Field schools can be taken at a local university for tuition and living costs; archaeological and historical societies occasionally run projects to train prospective field technicians.

Advantageous Assets

Field technicians need a good work ethic and a cheerful disposition: archaeology is physically demanding and often tedious, and a successful technician should be willing to learn, work hard, and act independently. Verbal and written communication skills are among the most sought-after characteristics for beginning field technicians, particularly the ability to write technical reports. Membership in professional societies, such as the Institute for Archaeologists in the UK or the Register of Professional Archaeologists (RPA) in the US, may be a requirement for employment, and background or knowledge in the cultures being studied (especially for long projects) is a valuable asset. Having many of these characteristics may lead to promotions or full-time positions.

Although the Americans with Disabilities Act is in force for archaeological jobs in the US and there are similar laws in other countries, field technician jobs require employees to be in good physical condition, to be able to work outdoors in variable weather conditions and on varied terrain. Some jobs will require longer work weeks when circumstances arise; and survey projects, in particular, require walking long distances (8–16 kilometers or 5–10 miles a day) under adverse conditions, including inclement weather and wildlife encounters, carrying up to 23 kilograms (50 pounds). Drug screening, background checks, and even physical fitness exams conducted by the firm are becoming common.

Common Pay Rates

Based on job listings viewed in January 2019, rates for a Field Technician vary between $US 14–22 per hour and, in the United Kingdom, £10–15 per hour—however, few job listings in 2019 provided explicit wage data. Per diem covering hotels and meals is often provided, depending on the project. In a statistical survey conducted in 2012, Doug Rocks-Macqueen (2014) reported that rates for US-based field technicians ranged between US$10–25, with an average of $14.09.

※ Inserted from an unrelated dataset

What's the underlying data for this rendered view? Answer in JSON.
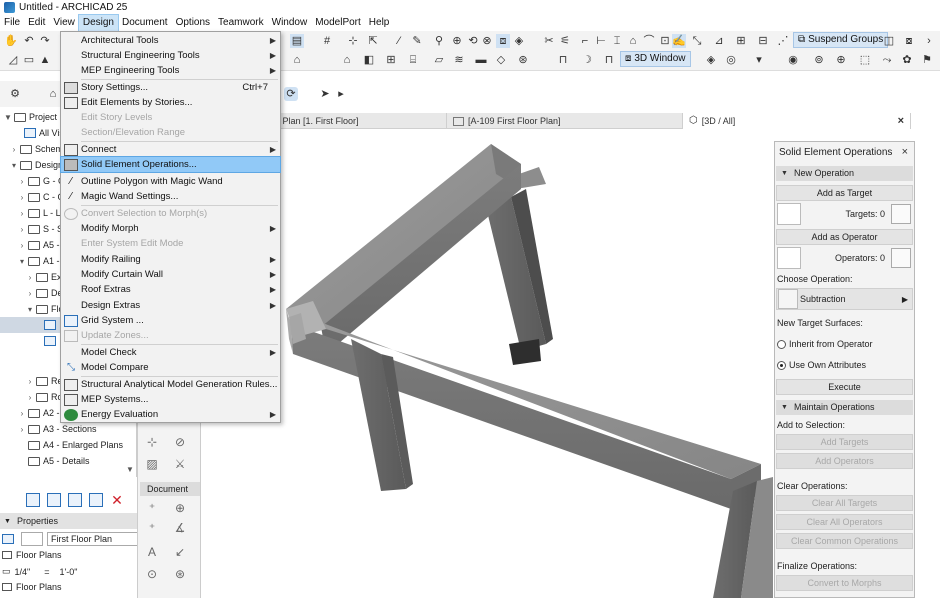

Pluses and Minuses of the Traveling Life

The life of a field technician is not without rewards, but there are some difficulties involved. If specific projects last six months or more, it may not be practical for many field technicians to maintain a permanent address (apart from a family member or friend as a mail drop). Stowing furniture and other possessions in an empty apartment for six months or a year is expensive and risky.

Field technicians travel quite a bit, which may be the single best reason to spend a couple years as an archaeological assistant. Wages and availability of jobs and housing will vary from company to company, from dig to dig, whether nationally or internationally. In many countries, field technician positions are filled by local experts, and getting hired on those excavations requires enough experience to play a supervisory role.

Where to Find Field Tech Jobs





mla apa chicago
Your Citation
Hirst, K. Kris. "Field Technician - A First Job in Archaeology." ThoughtCo, Aug. 26, 2020, Hirst, K. Kris. (2020, August 26). Field Technician - A First Job in Archaeology. Retrieved from Hirst, K. Kris. "Field Technician - A First Job in Archaeology." ThoughtCo. (accessed July 31, 2021).